Only a robust breakfast will get you through a Scottish winter.
Only a robust breakfast will get you through a Scottish winter. During the dourest months—that’s January and February, when bitter easterly winds freeze your chest and wet your eyes—the arrival of spring, with its promise of warmth, greenery, and light, is almost unimaginable.
A decent start to such dark days might be porridge, slowly stirred with a wooden spurtle until it is thick enough to stand a spoon in, jazzed up, perhaps, with a peaty dram of whisky. But, having lived through three consecutive Scottish winters, I feel something punchier is called for. And that thing is fish: salty, strong, and delicious.
When I first moved to Edinburgh from a remote and hilly sheep-farming community in the Yorkshire Dales, I saw fish everywhere.
In the Scottish Portrait Gallery one afternoon, as a gale whipped the streets outside, I stopped at an old black-and-white photograph taken in 1908. The photographer captured three tiny children, unsmiling and dressed in newsboy tweed caps and thick overcoats, dwarfed by giant hanging cod—each weighing as much as 77 lbs., according to the caption—on the chilly Aberdeen Albert Quay. The fish were destined for Porto, Portugal, and the photograph was likely intended for display at the Portuguese importer. Elsewhere, in Edinburgh’s New Town, I peered into Dundas Street art galleries and saw dark, ethereal paintings of boats under mackerel-colored skies, watercolors of lighthouses, and depictions in oil of “herring lassies,” their fingers bound with cloots (bandages) to prevent nicks from their sharp gutting knives. It wasn’t that long ago that these lassies could be seen lugging their fish-filled baskets around Edinburgh.
Edinburgh is a fishy place, full of world-class seafood, and if I have it my way, I’ll eat it for breakfast, lunch and dinner.
Kipper—fillets of salted and smoked herring—for breakfast sates all the senses, its pungent, warm smell lingering in the kitchen until well past lunchtime.
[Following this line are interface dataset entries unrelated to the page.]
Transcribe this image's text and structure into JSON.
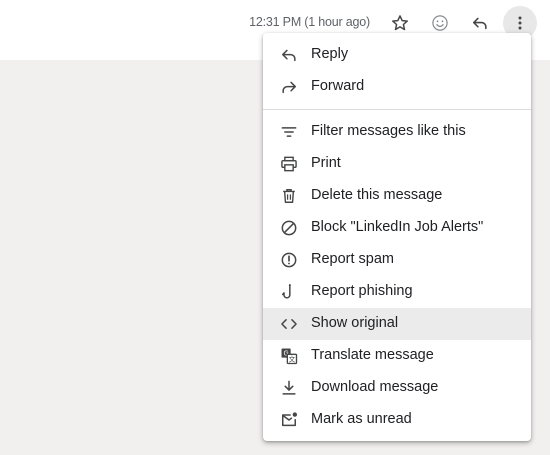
{
  "header": {
    "timestamp": "12:31 PM (1 hour ago)"
  },
  "menu": {
    "items": [
      {
        "label": "Reply",
        "icon": "reply-icon"
      },
      {
        "label": "Forward",
        "icon": "forward-icon"
      },
      {
        "label": "Filter messages like this",
        "icon": "filter-icon"
      },
      {
        "label": "Print",
        "icon": "print-icon"
      },
      {
        "label": "Delete this message",
        "icon": "trash-icon"
      },
      {
        "label": "Block \"LinkedIn Job Alerts\"",
        "icon": "block-icon"
      },
      {
        "label": "Report spam",
        "icon": "report-spam-icon"
      },
      {
        "label": "Report phishing",
        "icon": "phishing-hook-icon"
      },
      {
        "label": "Show original",
        "icon": "code-icon"
      },
      {
        "label": "Translate message",
        "icon": "translate-icon"
      },
      {
        "label": "Download message",
        "icon": "download-icon"
      },
      {
        "label": "Mark as unread",
        "icon": "mark-unread-icon"
      }
    ],
    "highlighted_item": "Show original"
  }
}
During the herring boom in the early 20th century, tens of thousands of boats were put to work in the Scottish herring industry, and the numbers grew until the First World War, when fishermen became the core of the Royal Naval Reserve.
Better though, much better, than kippers, is haddock. Specifically, Arbroath smokies, a breakfast choice that is both woody and warming.
Traditionally, Arbroath smokies were made by fishwives in Auchmithie, a small fishing village three miles north of Arbroath (a two-hour drive north of Edinburgh). To smoke them, they’d place the fish in halved whisky barrels with damp burlap sacks trapping the smoke in the barrel pit. Today, like Cornish sardines and Whitstable oysters, they have been granted Protected Geographical Indication status. You can get an Arbroath smokie for breakfast in many a London restaurant, or traditional British hotel, but I much prefer to have mine in a gastropub down in Leith—the formerly run-down maritime center of Edinburgh.
The Ship on the Shore, in Leith, is where I ate my first smokie. Billed as a “restaurant and champagne bar” but with a down-to-earth, inn-like atmosphere, The Ship on the Shore is a 30-minute stroll down Leith Walk from Edinburgh’s city center. Leith Walk is one of the most diverse streets in Scotland; it’s lined with Polish delis, Afro-Caribbean wig shops, and Chinese supermarkets selling woks, sacks of star anise, and dried shiitake mushrooms.
The restaurant is quayside, on the Water of Leith, and inside the kitchen there is typically crate upon crate of Isle of Skye langoustine, mussels from the Shetland Isles, king scallops from the Isle of Mull, and crab from Aberdeenshire. The dining room, all dark leather and wood, is as cozy and concealed as an old man’s pub, comfy and enveloping, shutting off the outside world. In the background, the occasional cork fires off as someone treats themselves to a glass or two of Louis Roederer to go with their Loch Creran breakfast oysters. A mistake, because here, it’s all about the smokies.
The first time I ordered one, I feared it would be similar to kipper: oily, reeking, and pesky to eat. But it was a revelation. On the plate, the Arbroath smokie, less bony than kipper, suggests not only the sea, but also the hardwood of the oak or beech in which it has been smoked. Its plump-ish white flesh is creamy and pale, colored only by a little herb butter. The Ship serves it with a little mound of hedge-green spinach, and the whole thing is brightened with the essential yellow-orange yolk of a poached egg. Triangles of toast, buttered thickly, help finish off any scraps and good, strong tea is what’s needed with it. This is not only total breakfast satisfaction, but it’s in a room that encourages you to forget the weather, however foul—if only until breakfast is over.